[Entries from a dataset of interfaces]

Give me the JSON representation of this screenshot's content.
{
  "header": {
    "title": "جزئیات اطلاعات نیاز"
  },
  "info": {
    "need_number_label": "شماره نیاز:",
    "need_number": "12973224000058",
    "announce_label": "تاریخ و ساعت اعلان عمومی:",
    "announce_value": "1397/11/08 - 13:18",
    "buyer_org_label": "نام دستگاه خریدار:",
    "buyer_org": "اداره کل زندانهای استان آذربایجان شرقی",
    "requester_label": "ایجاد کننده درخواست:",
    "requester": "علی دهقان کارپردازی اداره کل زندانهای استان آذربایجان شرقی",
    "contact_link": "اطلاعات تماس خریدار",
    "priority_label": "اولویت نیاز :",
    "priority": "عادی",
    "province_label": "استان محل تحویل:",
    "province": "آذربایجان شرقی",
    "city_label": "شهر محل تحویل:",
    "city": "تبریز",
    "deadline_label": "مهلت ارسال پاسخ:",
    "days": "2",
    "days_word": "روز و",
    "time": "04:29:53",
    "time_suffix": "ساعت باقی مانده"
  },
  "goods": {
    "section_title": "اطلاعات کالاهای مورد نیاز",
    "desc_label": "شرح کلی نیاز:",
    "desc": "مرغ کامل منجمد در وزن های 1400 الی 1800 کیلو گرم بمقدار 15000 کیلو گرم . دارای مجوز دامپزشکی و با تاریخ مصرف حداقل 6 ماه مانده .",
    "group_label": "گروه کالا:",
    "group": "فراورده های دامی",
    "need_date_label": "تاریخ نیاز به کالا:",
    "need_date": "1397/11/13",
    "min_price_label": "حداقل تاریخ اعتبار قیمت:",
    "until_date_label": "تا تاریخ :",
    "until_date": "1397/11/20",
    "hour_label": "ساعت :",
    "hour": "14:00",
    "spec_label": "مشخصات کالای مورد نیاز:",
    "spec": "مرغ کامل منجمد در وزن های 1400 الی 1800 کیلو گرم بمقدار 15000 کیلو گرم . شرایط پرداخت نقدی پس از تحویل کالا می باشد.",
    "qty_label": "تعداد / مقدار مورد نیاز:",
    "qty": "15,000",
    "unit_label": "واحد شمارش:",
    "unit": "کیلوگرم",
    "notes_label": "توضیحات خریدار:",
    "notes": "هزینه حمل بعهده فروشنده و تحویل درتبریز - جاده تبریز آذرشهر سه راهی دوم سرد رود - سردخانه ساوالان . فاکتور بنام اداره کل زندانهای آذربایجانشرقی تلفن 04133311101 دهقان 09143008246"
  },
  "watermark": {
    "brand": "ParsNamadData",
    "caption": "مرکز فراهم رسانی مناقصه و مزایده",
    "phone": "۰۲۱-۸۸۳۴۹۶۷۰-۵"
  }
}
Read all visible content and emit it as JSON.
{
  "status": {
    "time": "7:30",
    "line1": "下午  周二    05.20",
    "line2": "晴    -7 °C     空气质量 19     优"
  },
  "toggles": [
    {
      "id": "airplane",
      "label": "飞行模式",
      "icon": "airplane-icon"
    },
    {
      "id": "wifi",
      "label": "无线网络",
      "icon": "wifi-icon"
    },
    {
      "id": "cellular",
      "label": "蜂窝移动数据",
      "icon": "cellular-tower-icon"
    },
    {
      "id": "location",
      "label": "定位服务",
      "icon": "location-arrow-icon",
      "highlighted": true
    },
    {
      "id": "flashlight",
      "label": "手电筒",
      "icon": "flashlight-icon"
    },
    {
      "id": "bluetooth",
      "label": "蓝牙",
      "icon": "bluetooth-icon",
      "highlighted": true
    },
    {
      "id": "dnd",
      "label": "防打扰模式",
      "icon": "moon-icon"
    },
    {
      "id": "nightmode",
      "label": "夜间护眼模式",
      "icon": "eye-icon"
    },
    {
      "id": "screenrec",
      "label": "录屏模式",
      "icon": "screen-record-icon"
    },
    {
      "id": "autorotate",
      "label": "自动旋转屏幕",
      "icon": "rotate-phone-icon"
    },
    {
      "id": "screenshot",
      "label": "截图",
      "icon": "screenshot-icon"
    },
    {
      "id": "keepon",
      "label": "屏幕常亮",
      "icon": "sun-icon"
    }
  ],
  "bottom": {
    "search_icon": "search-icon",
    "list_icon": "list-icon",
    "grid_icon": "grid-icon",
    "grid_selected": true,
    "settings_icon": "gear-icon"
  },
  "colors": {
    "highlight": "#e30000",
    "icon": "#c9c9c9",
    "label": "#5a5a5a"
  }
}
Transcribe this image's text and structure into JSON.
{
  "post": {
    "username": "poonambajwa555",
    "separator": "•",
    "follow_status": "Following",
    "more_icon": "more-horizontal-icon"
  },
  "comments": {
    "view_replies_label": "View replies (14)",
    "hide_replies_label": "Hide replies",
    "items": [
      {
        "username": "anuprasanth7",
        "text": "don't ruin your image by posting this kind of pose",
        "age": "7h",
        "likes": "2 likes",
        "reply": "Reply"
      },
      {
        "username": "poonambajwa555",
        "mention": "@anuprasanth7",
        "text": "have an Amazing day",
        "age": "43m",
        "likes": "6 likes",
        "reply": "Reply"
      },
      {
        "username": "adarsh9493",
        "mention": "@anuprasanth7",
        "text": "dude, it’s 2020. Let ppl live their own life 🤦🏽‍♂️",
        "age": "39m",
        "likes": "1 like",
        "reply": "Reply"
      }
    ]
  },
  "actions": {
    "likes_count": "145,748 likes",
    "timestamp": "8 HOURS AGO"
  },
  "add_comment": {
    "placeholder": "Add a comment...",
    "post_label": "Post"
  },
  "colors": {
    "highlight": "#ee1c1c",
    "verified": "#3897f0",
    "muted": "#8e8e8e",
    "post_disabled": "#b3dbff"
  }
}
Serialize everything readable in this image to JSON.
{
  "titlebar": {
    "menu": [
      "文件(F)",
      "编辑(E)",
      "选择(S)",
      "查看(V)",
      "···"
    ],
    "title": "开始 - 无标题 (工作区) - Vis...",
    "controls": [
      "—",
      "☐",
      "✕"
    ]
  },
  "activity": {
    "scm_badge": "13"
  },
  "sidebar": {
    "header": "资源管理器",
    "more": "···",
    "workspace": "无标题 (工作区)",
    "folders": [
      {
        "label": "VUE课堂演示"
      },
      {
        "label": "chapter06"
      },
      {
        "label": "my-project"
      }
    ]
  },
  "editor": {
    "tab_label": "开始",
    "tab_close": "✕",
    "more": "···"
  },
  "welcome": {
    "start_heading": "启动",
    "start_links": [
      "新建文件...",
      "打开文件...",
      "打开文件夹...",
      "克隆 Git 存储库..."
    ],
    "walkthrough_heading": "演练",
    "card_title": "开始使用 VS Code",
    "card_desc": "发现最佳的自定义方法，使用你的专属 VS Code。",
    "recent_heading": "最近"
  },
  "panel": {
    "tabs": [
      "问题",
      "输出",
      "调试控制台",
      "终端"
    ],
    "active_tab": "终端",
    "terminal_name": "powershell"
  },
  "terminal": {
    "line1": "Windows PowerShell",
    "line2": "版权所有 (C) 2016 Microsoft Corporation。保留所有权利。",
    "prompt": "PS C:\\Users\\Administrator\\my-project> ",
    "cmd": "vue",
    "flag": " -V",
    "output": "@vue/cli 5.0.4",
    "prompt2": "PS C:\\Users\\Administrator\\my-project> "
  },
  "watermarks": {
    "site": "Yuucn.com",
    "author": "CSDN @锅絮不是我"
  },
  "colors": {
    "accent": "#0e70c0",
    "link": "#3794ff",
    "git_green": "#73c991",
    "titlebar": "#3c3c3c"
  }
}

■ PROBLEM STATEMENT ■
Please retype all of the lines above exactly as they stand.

■ RESPONSE TO THIS TASK ■
Give me the JSON representation of this screenshot's content.
{
  "header": {
    "title": "جزئیات اطلاعات نیاز"
  },
  "info": {
    "need_number_label": "شماره نیاز:",
    "need_number": "12973224000058",
    "announce_label": "تاریخ و ساعت اعلان عمومی:",
    "announce_value": "1397/11/08 - 13:18",
    "buyer_org_label": "نام دستگاه خریدار:",
    "buyer_org": "اداره کل زندانهای استان آذربایجان شرقی",
    "requester_label": "ایجاد کننده درخواست:",
    "requester": "علی دهقان کارپردازی اداره کل زندانهای استان آذربایجان شرقی",
    "contact_link": "اطلاعات تماس خریدار",
    "priority_label": "اولویت نیاز :",
    "priority": "عادی",
    "province_label": "استان محل تحویل:",
    "province": "آذربایجان شرقی",
    "city_label": "شهر محل تحویل:",
    "city": "تبریز",
    "deadline_label": "مهلت ارسال پاسخ:",
    "days": "2",
    "days_word": "روز و",
    "time": "04:29:53",
    "time_suffix": "ساعت باقی مانده"
  },
  "goods": {
    "section_title": "اطلاعات کالاهای مورد نیاز",
    "desc_label": "شرح کلی نیاز:",
    "desc": "مرغ کامل منجمد در وزن های 1400 الی 1800 کیلو گرم بمقدار 15000 کیلو گرم . دارای مجوز دامپزشکی و با تاریخ مصرف حداقل 6 ماه مانده .",
    "group_label": "گروه کالا:",
    "group": "فراورده های دامی",
    "need_date_label": "تاریخ نیاز به کالا:",
    "need_date": "1397/11/13",
    "min_price_label": "حداقل تاریخ اعتبار قیمت:",
    "until_date_label": "تا تاریخ :",
    "until_date": "1397/11/20",
    "hour_label": "ساعت :",
    "hour": "14:00",
    "spec_label": "مشخصات کالای مورد نیاز:",
    "spec": "مرغ کامل منجمد در وزن های 1400 الی 1800 کیلو گرم بمقدار 15000 کیلو گرم . شرایط پرداخت نقدی پس از تحویل کالا می باشد.",
    "qty_label": "تعداد / مقدار مورد نیاز:",
    "qty": "15,000",
    "unit_label": "واحد شمارش:",
    "unit": "کیلوگرم",
    "notes_label": "توضیحات خریدار:",
    "notes": "هزینه حمل بعهده فروشنده و تحویل درتبریز - جاده تبریز آذرشهر سه راهی دوم سرد رود - سردخانه ساوالان . فاکتور بنام اداره کل زندانهای آذربایجانشرقی تلفن 04133311101 دهقان 09143008246"
  },
  "watermark": {
    "brand": "ParsNamadData",
    "caption": "مرکز فراهم رسانی مناقصه و مزایده",
    "phone": "۰۲۱-۸۸۳۴۹۶۷۰-۵"
  }
}
Read all visible content and emit it as JSON.
{
  "status": {
    "time": "7:30",
    "line1": "下午  周二    05.20",
    "line2": "晴    -7 °C     空气质量 19     优"
  },
  "toggles": [
    {
      "id": "airplane",
      "label": "飞行模式",
      "icon": "airplane-icon"
    },
    {
      "id": "wifi",
      "label": "无线网络",
      "icon": "wifi-icon"
    },
    {
      "id": "cellular",
      "label": "蜂窝移动数据",
      "icon": "cellular-tower-icon"
    },
    {
      "id": "location",
      "label": "定位服务",
      "icon": "location-arrow-icon",
      "highlighted": true
    },
    {
      "id": "flashlight",
      "label": "手电筒",
      "icon": "flashlight-icon"
    },
    {
      "id": "bluetooth",
      "label": "蓝牙",
      "icon": "bluetooth-icon",
      "highlighted": true
    },
    {
      "id": "dnd",
      "label": "防打扰模式",
      "icon": "moon-icon"
    },
    {
      "id": "nightmode",
      "label": "夜间护眼模式",
      "icon": "eye-icon"
    },
    {
      "id": "screenrec",
      "label": "录屏模式",
      "icon": "screen-record-icon"
    },
    {
      "id": "autorotate",
      "label": "自动旋转屏幕",
      "icon": "rotate-phone-icon"
    },
    {
      "id": "screenshot",
      "label": "截图",
      "icon": "screenshot-icon"
    },
    {
      "id": "keepon",
      "label": "屏幕常亮",
      "icon": "sun-icon"
    }
  ],
  "bottom": {
    "search_icon": "search-icon",
    "list_icon": "list-icon",
    "grid_icon": "grid-icon",
    "grid_selected": true,
    "settings_icon": "gear-icon"
  },
  "colors": {
    "highlight": "#e30000",
    "icon": "#c9c9c9",
    "label": "#5a5a5a"
  }
}
Transcribe this image's text and structure into JSON.
{
  "post": {
    "username": "poonambajwa555",
    "separator": "•",
    "follow_status": "Following",
    "more_icon": "more-horizontal-icon"
  },
  "comments": {
    "view_replies_label": "View replies (14)",
    "hide_replies_label": "Hide replies",
    "items": [
      {
        "username": "anuprasanth7",
        "text": "don't ruin your image by posting this kind of pose",
        "age": "7h",
        "likes": "2 likes",
        "reply": "Reply"
      },
      {
        "username": "poonambajwa555",
        "mention": "@anuprasanth7",
        "text": "have an Amazing day",
        "age": "43m",
        "likes": "6 likes",
        "reply": "Reply"
      },
      {
        "username": "adarsh9493",
        "mention": "@anuprasanth7",
        "text": "dude, it’s 2020. Let ppl live their own life 🤦🏽‍♂️",
        "age": "39m",
        "likes": "1 like",
        "reply": "Reply"
      }
    ]
  },
  "actions": {
    "likes_count": "145,748 likes",
    "timestamp": "8 HOURS AGO"
  },
  "add_comment": {
    "placeholder": "Add a comment...",
    "post_label": "Post"
  },
  "colors": {
    "highlight": "#ee1c1c",
    "verified": "#3897f0",
    "muted": "#8e8e8e",
    "post_disabled": "#b3dbff"
  }
}
Serialize everything readable in this image to JSON.
{
  "titlebar": {
    "menu": [
      "文件(F)",
      "编辑(E)",
      "选择(S)",
      "查看(V)",
      "···"
    ],
    "title": "开始 - 无标题 (工作区) - Vis...",
    "controls": [
      "—",
      "☐",
      "✕"
    ]
  },
  "activity": {
    "scm_badge": "13"
  },
  "sidebar": {
    "header": "资源管理器",
    "more": "···",
    "workspace": "无标题 (工作区)",
    "folders": [
      {
        "label": "VUE课堂演示"
      },
      {
        "label": "chapter06"
      },
      {
        "label": "my-project"
      }
    ]
  },
  "editor": {
    "tab_label": "开始",
    "tab_close": "✕",
    "more": "···"
  },
  "welcome": {
    "start_heading": "启动",
    "start_links": [
      "新建文件...",
      "打开文件...",
      "打开文件夹...",
      "克隆 Git 存储库..."
    ],
    "walkthrough_heading": "演练",
    "card_title": "开始使用 VS Code",
    "card_desc": "发现最佳的自定义方法，使用你的专属 VS Code。",
    "recent_heading": "最近"
  },
  "panel": {
    "tabs": [
      "问题",
      "输出",
      "调试控制台",
      "终端"
    ],
    "active_tab": "终端",
    "terminal_name": "powershell"
  },
  "terminal": {
    "line1": "Windows PowerShell",
    "line2": "版权所有 (C) 2016 Microsoft Corporation。保留所有权利。",
    "prompt": "PS C:\\Users\\Administrator\\my-project> ",
    "cmd": "vue",
    "flag": " -V",
    "output": "@vue/cli 5.0.4",
    "prompt2": "PS C:\\Users\\Administrator\\my-project> "
  },
  "watermarks": {
    "site": "Yuucn.com",
    "author": "CSDN @锅絮不是我"
  },
  "colors": {
    "accent": "#0e70c0",
    "link": "#3794ff",
    "git_green": "#73c991",
    "titlebar": "#3c3c3c"
  }
}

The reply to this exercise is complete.